As time went by, the Shemtovs realized their organization was a true circle. It wasn’t just the youths with special needs who benefited from this friendship. The teens who work with The Friendship Circle find true meaning in their lives. No one chooses to be kind to them based on how they dress or where they live. These friendships are pure.

When Rabbi Shemtov developed the Friendship Circle, he didn’t plan for a grand building with a movie theater and a “mini-city.” He never expected to work with generations of families over nearly 30 years. He never planned to franchise the non-profit across the United States. All he planned to do was dedicate himself to supporting the special needs individuals in his community.

“This organization is a family,” Rabbi Shemtov says. “A true circle of friends that extends to everyone who has been touched by someone within Friendship Circle.”


A walk for the nonprofit. Credit: Idealist Consulting.






About The Author

Cassandra Ledger

Cassandra Ledger, a graduate of Florida State University's School of English, is a writer based in Wellington, Florida.

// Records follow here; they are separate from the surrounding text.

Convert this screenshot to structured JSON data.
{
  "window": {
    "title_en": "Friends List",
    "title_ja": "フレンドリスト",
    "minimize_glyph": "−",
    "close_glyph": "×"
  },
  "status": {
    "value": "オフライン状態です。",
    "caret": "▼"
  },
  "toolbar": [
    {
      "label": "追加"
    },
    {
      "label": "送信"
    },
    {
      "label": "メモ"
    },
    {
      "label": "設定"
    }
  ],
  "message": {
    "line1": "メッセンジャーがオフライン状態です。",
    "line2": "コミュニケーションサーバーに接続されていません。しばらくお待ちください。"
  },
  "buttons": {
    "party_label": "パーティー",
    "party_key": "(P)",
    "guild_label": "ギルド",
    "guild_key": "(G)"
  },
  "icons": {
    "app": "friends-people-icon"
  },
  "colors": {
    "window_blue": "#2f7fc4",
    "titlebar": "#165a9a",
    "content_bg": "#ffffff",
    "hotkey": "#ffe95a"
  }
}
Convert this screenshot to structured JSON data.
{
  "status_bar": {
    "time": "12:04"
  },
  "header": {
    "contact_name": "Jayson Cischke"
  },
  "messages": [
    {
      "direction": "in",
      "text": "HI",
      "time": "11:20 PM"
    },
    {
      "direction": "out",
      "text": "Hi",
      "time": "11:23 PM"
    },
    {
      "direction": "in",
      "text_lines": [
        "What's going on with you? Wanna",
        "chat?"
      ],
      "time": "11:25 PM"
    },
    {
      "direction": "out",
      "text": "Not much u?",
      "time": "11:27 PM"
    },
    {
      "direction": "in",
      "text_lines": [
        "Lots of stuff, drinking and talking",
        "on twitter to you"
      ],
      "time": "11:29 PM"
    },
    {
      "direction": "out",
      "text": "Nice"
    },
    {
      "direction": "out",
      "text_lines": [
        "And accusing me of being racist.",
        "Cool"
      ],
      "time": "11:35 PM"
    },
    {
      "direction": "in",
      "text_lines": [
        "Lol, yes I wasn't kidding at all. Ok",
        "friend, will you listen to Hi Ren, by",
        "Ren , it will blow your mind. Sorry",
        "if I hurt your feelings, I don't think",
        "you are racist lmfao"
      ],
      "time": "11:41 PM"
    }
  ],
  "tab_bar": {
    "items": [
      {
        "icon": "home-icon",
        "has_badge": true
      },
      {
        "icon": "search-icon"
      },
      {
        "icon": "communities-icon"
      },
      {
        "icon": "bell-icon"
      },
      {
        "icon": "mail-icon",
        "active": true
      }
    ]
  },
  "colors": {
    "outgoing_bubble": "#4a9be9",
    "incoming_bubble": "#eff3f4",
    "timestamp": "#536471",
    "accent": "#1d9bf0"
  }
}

She enjoys baking, art, and music when she is not writing about people and places that inspire her.